▶ PROMPT:
Would you print all of the entries word for word?

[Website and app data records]

■ ■ ■ ■

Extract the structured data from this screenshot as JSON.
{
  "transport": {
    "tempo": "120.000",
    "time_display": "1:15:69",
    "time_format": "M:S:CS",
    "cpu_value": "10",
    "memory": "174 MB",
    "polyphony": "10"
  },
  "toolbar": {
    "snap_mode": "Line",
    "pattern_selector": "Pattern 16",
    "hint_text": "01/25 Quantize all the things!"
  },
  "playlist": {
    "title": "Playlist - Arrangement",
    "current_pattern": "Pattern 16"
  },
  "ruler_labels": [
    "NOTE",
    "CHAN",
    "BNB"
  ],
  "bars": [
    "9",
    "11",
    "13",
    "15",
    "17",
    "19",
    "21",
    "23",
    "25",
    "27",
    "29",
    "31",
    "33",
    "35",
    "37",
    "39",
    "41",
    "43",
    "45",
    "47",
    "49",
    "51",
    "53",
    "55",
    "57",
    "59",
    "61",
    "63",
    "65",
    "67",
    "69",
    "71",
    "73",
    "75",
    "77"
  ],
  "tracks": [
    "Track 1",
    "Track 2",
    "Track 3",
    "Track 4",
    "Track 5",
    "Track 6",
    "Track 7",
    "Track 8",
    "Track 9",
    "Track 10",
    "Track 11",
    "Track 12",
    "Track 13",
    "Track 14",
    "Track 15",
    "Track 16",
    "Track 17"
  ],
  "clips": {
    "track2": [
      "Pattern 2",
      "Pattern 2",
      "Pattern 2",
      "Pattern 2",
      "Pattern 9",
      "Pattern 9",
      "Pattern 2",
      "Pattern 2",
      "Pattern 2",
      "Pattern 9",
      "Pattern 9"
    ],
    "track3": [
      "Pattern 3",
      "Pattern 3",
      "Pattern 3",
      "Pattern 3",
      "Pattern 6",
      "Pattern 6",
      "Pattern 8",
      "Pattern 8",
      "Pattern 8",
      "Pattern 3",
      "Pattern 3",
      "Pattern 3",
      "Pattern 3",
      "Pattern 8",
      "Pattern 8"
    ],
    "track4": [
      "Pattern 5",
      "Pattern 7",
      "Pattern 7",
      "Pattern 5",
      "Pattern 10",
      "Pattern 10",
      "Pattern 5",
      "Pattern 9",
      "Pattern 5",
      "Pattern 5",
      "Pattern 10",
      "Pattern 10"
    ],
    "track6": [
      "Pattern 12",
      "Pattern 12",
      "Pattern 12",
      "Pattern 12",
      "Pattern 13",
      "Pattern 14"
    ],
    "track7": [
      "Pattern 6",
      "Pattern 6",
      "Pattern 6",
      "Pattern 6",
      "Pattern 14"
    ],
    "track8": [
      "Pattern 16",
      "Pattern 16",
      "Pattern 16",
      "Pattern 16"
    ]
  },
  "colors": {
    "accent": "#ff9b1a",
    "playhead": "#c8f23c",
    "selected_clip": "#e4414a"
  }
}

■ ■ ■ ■

▶ EXERCISE ANSWER:
Extract the structured data from this screenshot as JSON.
{
  "transport": {
    "tempo": "120.000",
    "time_display": "1:15:69",
    "time_format": "M:S:CS",
    "cpu_value": "10",
    "memory": "174 MB",
    "polyphony": "10"
  },
  "toolbar": {
    "snap_mode": "Line",
    "pattern_selector": "Pattern 16",
    "hint_text": "01/25 Quantize all the things!"
  },
  "playlist": {
    "title": "Playlist - Arrangement",
    "current_pattern": "Pattern 16"
  },
  "ruler_labels": [
    "NOTE",
    "CHAN",
    "BNB"
  ],
  "bars": [
    "9",
    "11",
    "13",
    "15",
    "17",
    "19",
    "21",
    "23",
    "25",
    "27",
    "29",
    "31",
    "33",
    "35",
    "37",
    "39",
    "41",
    "43",
    "45",
    "47",
    "49",
    "51",
    "53",
    "55",
    "57",
    "59",
    "61",
    "63",
    "65",
    "67",
    "69",
    "71",
    "73",
    "75",
    "77"
  ],
  "tracks": [
    "Track 1",
    "Track 2",
    "Track 3",
    "Track 4",
    "Track 5",
    "Track 6",
    "Track 7",
    "Track 8",
    "Track 9",
    "Track 10",
    "Track 11",
    "Track 12",
    "Track 13",
    "Track 14",
    "Track 15",
    "Track 16",
    "Track 17"
  ],
  "clips": {
    "track2": [
      "Pattern 2",
      "Pattern 2",
      "Pattern 2",
      "Pattern 2",
      "Pattern 9",
      "Pattern 9",
      "Pattern 2",
      "Pattern 2",
      "Pattern 2",
      "Pattern 9",
      "Pattern 9"
    ],
    "track3": [
      "Pattern 3",
      "Pattern 3",
      "Pattern 3",
      "Pattern 3",
      "Pattern 6",
      "Pattern 6",
      "Pattern 8",
      "Pattern 8",
      "Pattern 8",
      "Pattern 3",
      "Pattern 3",
      "Pattern 3",
      "Pattern 3",
      "Pattern 8",
      "Pattern 8"
    ],
    "track4": [
      "Pattern 5",
      "Pattern 7",
      "Pattern 7",
      "Pattern 5",
      "Pattern 10",
      "Pattern 10",
      "Pattern 5",
      "Pattern 9",
      "Pattern 5",
      "Pattern 5",
      "Pattern 10",
      "Pattern 10"
    ],
    "track6": [
      "Pattern 12",
      "Pattern 12",
      "Pattern 12",
      "Pattern 12",
      "Pattern 13",
      "Pattern 14"
    ],
    "track7": [
      "Pattern 6",
      "Pattern 6",
      "Pattern 6",
      "Pattern 6",
      "Pattern 14"
    ],
    "track8": [
      "Pattern 16",
      "Pattern 16",
      "Pattern 16",
      "Pattern 16"
    ]
  },
  "colors": {
    "accent": "#ff9b1a",
    "playhead": "#c8f23c",
    "selected_clip": "#e4414a"
  }
}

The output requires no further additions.